[Page and application data records]
◇ ◇ ◇
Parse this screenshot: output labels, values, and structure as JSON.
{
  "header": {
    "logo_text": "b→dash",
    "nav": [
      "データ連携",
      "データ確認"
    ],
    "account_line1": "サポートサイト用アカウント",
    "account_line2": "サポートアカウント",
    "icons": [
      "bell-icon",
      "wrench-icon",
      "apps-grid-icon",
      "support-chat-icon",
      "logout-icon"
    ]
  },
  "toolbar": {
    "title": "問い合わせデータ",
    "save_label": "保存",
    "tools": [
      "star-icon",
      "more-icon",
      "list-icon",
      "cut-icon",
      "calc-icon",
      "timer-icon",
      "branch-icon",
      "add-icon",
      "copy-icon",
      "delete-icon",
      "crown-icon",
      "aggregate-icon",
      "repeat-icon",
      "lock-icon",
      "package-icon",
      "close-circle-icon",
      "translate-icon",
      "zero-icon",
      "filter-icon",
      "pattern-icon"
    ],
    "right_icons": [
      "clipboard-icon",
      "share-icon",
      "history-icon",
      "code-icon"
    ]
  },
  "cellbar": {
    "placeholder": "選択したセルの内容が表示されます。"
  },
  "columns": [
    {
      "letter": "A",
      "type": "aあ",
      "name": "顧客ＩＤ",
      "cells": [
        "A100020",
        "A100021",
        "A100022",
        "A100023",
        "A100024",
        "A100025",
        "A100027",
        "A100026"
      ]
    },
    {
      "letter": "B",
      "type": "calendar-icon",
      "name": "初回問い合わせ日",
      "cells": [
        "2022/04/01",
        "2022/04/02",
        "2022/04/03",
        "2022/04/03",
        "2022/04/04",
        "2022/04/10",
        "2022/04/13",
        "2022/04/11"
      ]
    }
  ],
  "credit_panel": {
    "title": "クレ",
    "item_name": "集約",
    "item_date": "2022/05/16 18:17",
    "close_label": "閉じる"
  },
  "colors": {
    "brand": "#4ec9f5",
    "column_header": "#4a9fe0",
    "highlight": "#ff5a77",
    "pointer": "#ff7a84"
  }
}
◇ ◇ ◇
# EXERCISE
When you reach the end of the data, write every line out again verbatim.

# REPLY TO THE EXERCISE
Parse this screenshot: output labels, values, and structure as JSON.
{
  "header": {
    "logo_text": "b→dash",
    "nav": [
      "データ連携",
      "データ確認"
    ],
    "account_line1": "サポートサイト用アカウント",
    "account_line2": "サポートアカウント",
    "icons": [
      "bell-icon",
      "wrench-icon",
      "apps-grid-icon",
      "support-chat-icon",
      "logout-icon"
    ]
  },
  "toolbar": {
    "title": "問い合わせデータ",
    "save_label": "保存",
    "tools": [
      "star-icon",
      "more-icon",
      "list-icon",
      "cut-icon",
      "calc-icon",
      "timer-icon",
      "branch-icon",
      "add-icon",
      "copy-icon",
      "delete-icon",
      "crown-icon",
      "aggregate-icon",
      "repeat-icon",
      "lock-icon",
      "package-icon",
      "close-circle-icon",
      "translate-icon",
      "zero-icon",
      "filter-icon",
      "pattern-icon"
    ],
    "right_icons": [
      "clipboard-icon",
      "share-icon",
      "history-icon",
      "code-icon"
    ]
  },
  "cellbar": {
    "placeholder": "選択したセルの内容が表示されます。"
  },
  "columns": [
    {
      "letter": "A",
      "type": "aあ",
      "name": "顧客ＩＤ",
      "cells": [
        "A100020",
        "A100021",
        "A100022",
        "A100023",
        "A100024",
        "A100025",
        "A100027",
        "A100026"
      ]
    },
    {
      "letter": "B",
      "type": "calendar-icon",
      "name": "初回問い合わせ日",
      "cells": [
        "2022/04/01",
        "2022/04/02",
        "2022/04/03",
        "2022/04/03",
        "2022/04/04",
        "2022/04/10",
        "2022/04/13",
        "2022/04/11"
      ]
    }
  ],
  "credit_panel": {
    "title": "クレ",
    "item_name": "集約",
    "item_date": "2022/05/16 18:17",
    "close_label": "閉じる"
  },
  "colors": {
    "brand": "#4ec9f5",
    "column_header": "#4a9fe0",
    "highlight": "#ff5a77",
    "pointer": "#ff7a84"
  }
}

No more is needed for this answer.